**Problem to work on:** Please set down each entry exactly, omitting any picture it holds.

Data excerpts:
▶
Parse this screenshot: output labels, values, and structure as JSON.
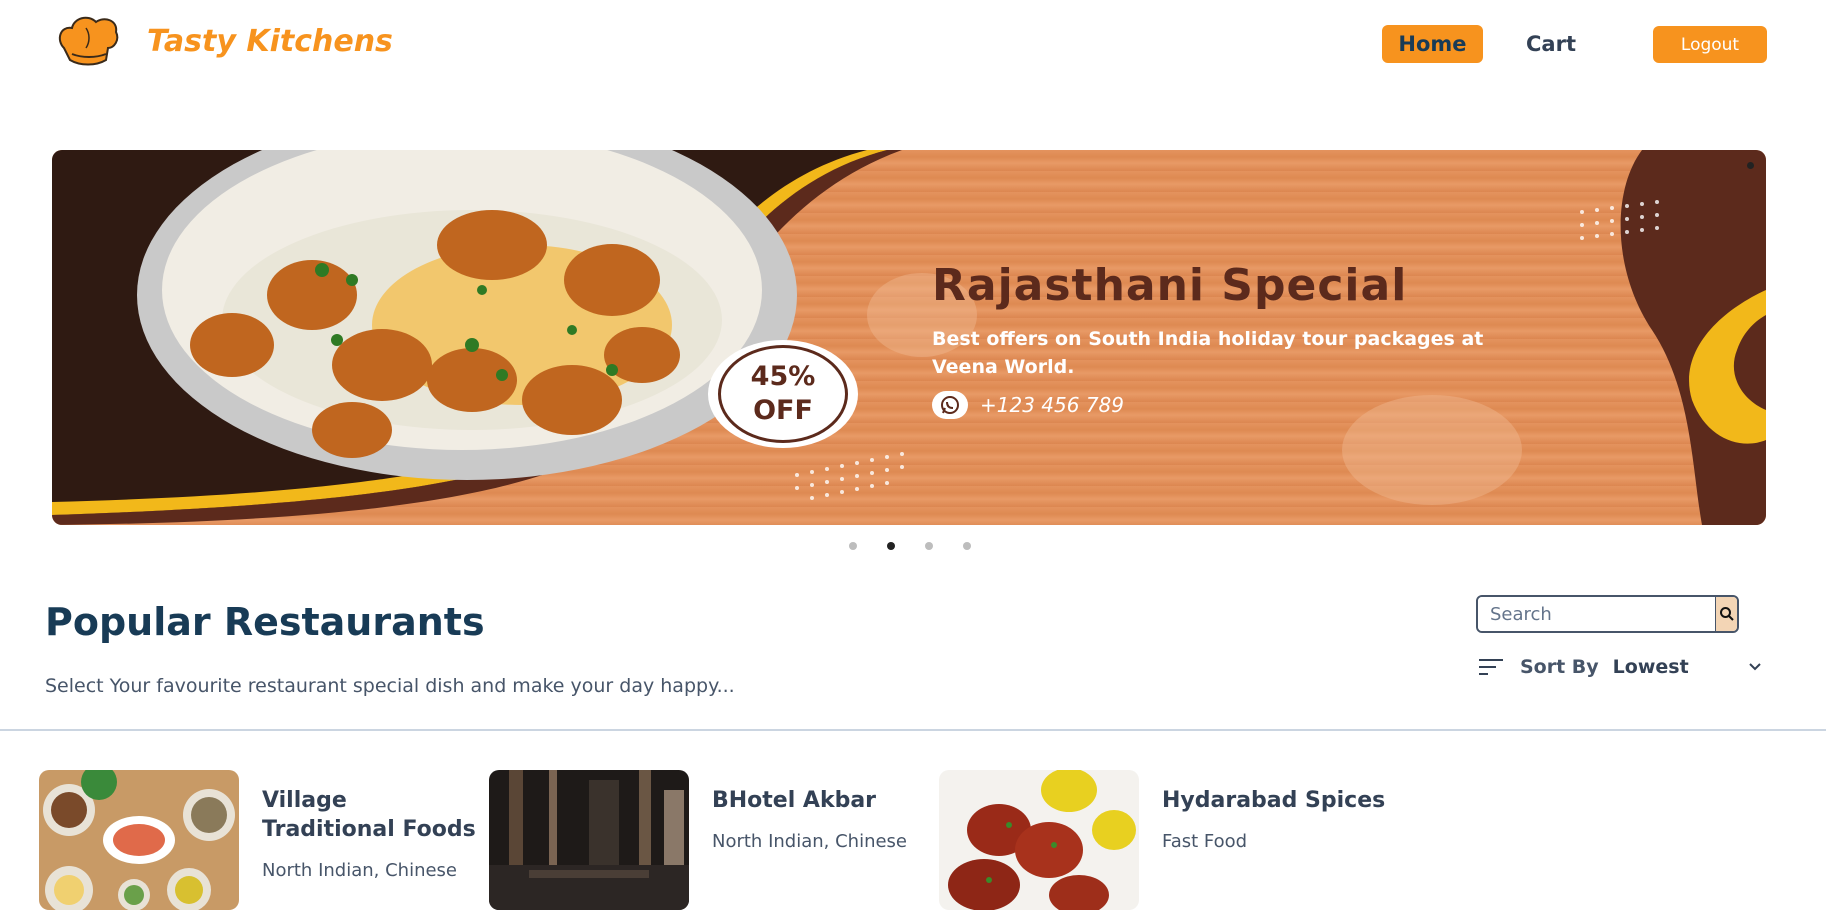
{
  "header": {
    "brand": "Tasty Kitchens",
    "nav": {
      "home": "Home",
      "cart": "Cart",
      "logout": "Logout"
    }
  },
  "banner": {
    "title": "Rajasthani Special",
    "description": "Best offers on South India holiday tour packages at Veena World.",
    "phone": "+123 456 789",
    "discount_percent": "45%",
    "discount_word": "OFF",
    "slide_count": 4,
    "active_slide": 2
  },
  "section": {
    "title": "Popular Restaurants",
    "subtitle": "Select Your favourite restaurant special dish and make your day happy..."
  },
  "search": {
    "placeholder": "Search",
    "icon": "search-icon"
  },
  "sort": {
    "label": "Sort By",
    "value": "Lowest",
    "icon": "sort-icon"
  },
  "restaurants": [
    {
      "name": "Village Traditional Foods",
      "cuisine": "North Indian, Chinese"
    },
    {
      "name": "BHotel Akbar",
      "cuisine": "North Indian, Chinese"
    },
    {
      "name": "Hydarabad Spices",
      "cuisine": "Fast Food"
    }
  ],
  "colors": {
    "accent": "#f7931e",
    "heading": "#183b56",
    "banner_brown": "#5c2a1c",
    "banner_wood": "#e4935e"
  }
}
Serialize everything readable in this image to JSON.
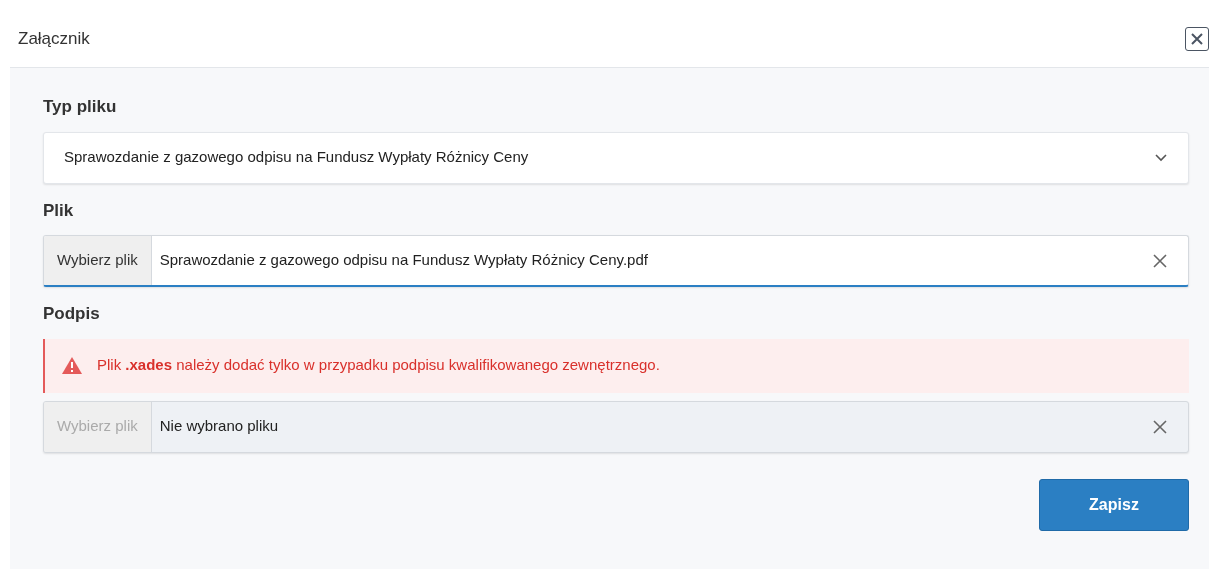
{
  "dialog": {
    "title": "Załącznik"
  },
  "fields": [
    {
      "kind": "select",
      "label": "Typ pliku",
      "value": "Sprawozdanie z gazowego odpisu na Fundusz Wypłaty Różnicy Ceny"
    },
    {
      "kind": "file",
      "label": "Plik",
      "button": "Wybierz plik",
      "value": "Sprawozdanie z gazowego odpisu na Fundusz Wypłaty Różnicy Ceny.pdf",
      "disabled": false,
      "focused": true
    },
    {
      "kind": "file",
      "label": "Podpis",
      "alert": "Plik **.xades** należy dodać tylko w przypadku podpisu kwalifikowanego zewnętrznego.",
      "button": "Wybierz plik",
      "value": "Nie wybrano pliku",
      "disabled": true,
      "focused": false
    }
  ],
  "save_button": "Zapisz"
}
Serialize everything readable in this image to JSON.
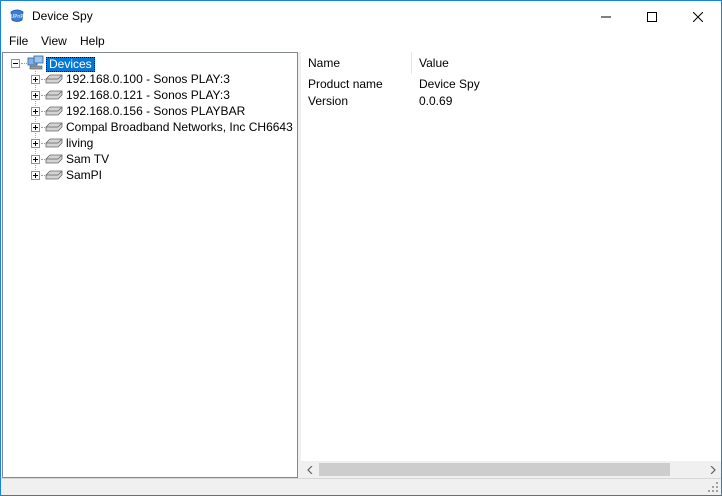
{
  "window": {
    "title": "Device Spy",
    "icon": "upnp-app-icon",
    "controls": {
      "minimize": "minimize-icon",
      "maximize": "maximize-icon",
      "close": "close-icon"
    }
  },
  "menu": {
    "items": [
      {
        "label": "File"
      },
      {
        "label": "View"
      },
      {
        "label": "Help"
      }
    ]
  },
  "tree": {
    "root": {
      "label": "Devices",
      "icon": "network-devices-icon",
      "expanded": true,
      "selected": true
    },
    "children": [
      {
        "label": "192.168.0.100 - Sonos PLAY:3",
        "icon": "device-icon"
      },
      {
        "label": "192.168.0.121 - Sonos PLAY:3",
        "icon": "device-icon"
      },
      {
        "label": "192.168.0.156 - Sonos PLAYBAR",
        "icon": "device-icon"
      },
      {
        "label": "Compal Broadband Networks, Inc CH6643",
        "icon": "device-icon"
      },
      {
        "label": "living",
        "icon": "device-icon"
      },
      {
        "label": "Sam TV",
        "icon": "device-icon"
      },
      {
        "label": "SamPI",
        "icon": "device-icon"
      }
    ]
  },
  "properties": {
    "columns": [
      "Name",
      "Value"
    ],
    "rows": [
      {
        "name": "Product name",
        "value": "Device Spy"
      },
      {
        "name": "Version",
        "value": "0.0.69"
      }
    ]
  },
  "colors": {
    "selection": "#0078d7",
    "window_border": "#1883d7",
    "chrome": "#f0f0f0"
  }
}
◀
**Answer:**
Parse this screenshot: output labels, values, and structure as JSON.
{
  "header": {
    "brand": "Tasty Kitchens",
    "nav": {
      "home": "Home",
      "cart": "Cart",
      "logout": "Logout"
    }
  },
  "banner": {
    "title": "Rajasthani Special",
    "description": "Best offers on South India holiday tour packages at Veena World.",
    "phone": "+123 456 789",
    "discount_percent": "45%",
    "discount_word": "OFF",
    "slide_count": 4,
    "active_slide": 2
  },
  "section": {
    "title": "Popular Restaurants",
    "subtitle": "Select Your favourite restaurant special dish and make your day happy..."
  },
  "search": {
    "placeholder": "Search",
    "icon": "search-icon"
  },
  "sort": {
    "label": "Sort By",
    "value": "Lowest",
    "icon": "sort-icon"
  },
  "restaurants": [
    {
      "name": "Village Traditional Foods",
      "cuisine": "North Indian, Chinese"
    },
    {
      "name": "BHotel Akbar",
      "cuisine": "North Indian, Chinese"
    },
    {
      "name": "Hydarabad Spices",
      "cuisine": "Fast Food"
    }
  ],
  "colors": {
    "accent": "#f7931e",
    "heading": "#183b56",
    "banner_brown": "#5c2a1c",
    "banner_wood": "#e4935e"
  }
}
Serialize everything readable in this image to JSON.
{
  "dialog": {
    "title": "Załącznik"
  },
  "fields": [
    {
      "kind": "select",
      "label": "Typ pliku",
      "value": "Sprawozdanie z gazowego odpisu na Fundusz Wypłaty Różnicy Ceny"
    },
    {
      "kind": "file",
      "label": "Plik",
      "button": "Wybierz plik",
      "value": "Sprawozdanie z gazowego odpisu na Fundusz Wypłaty Różnicy Ceny.pdf",
      "disabled": false,
      "focused": true
    },
    {
      "kind": "file",
      "label": "Podpis",
      "alert": "Plik **.xades** należy dodać tylko w przypadku podpisu kwalifikowanego zewnętrznego.",
      "button": "Wybierz plik",
      "value": "Nie wybrano pliku",
      "disabled": true,
      "focused": false
    }
  ],
  "save_button": "Zapisz"
}
Serialize everything readable in this image to JSON.
{
  "window": {
    "title": "Device Spy",
    "icon": "upnp-app-icon",
    "controls": {
      "minimize": "minimize-icon",
      "maximize": "maximize-icon",
      "close": "close-icon"
    }
  },
  "menu": {
    "items": [
      {
        "label": "File"
      },
      {
        "label": "View"
      },
      {
        "label": "Help"
      }
    ]
  },
  "tree": {
    "root": {
      "label": "Devices",
      "icon": "network-devices-icon",
      "expanded": true,
      "selected": true
    },
    "children": [
      {
        "label": "192.168.0.100 - Sonos PLAY:3",
        "icon": "device-icon"
      },
      {
        "label": "192.168.0.121 - Sonos PLAY:3",
        "icon": "device-icon"
      },
      {
        "label": "192.168.0.156 - Sonos PLAYBAR",
        "icon": "device-icon"
      },
      {
        "label": "Compal Broadband Networks, Inc CH6643",
        "icon": "device-icon"
      },
      {
        "label": "living",
        "icon": "device-icon"
      },
      {
        "label": "Sam TV",
        "icon": "device-icon"
      },
      {
        "label": "SamPI",
        "icon": "device-icon"
      }
    ]
  },
  "properties": {
    "columns": [
      "Name",
      "Value"
    ],
    "rows": [
      {
        "name": "Product name",
        "value": "Device Spy"
      },
      {
        "name": "Version",
        "value": "0.0.69"
      }
    ]
  },
  "colors": {
    "selection": "#0078d7",
    "window_border": "#1883d7",
    "chrome": "#f0f0f0"
  }
}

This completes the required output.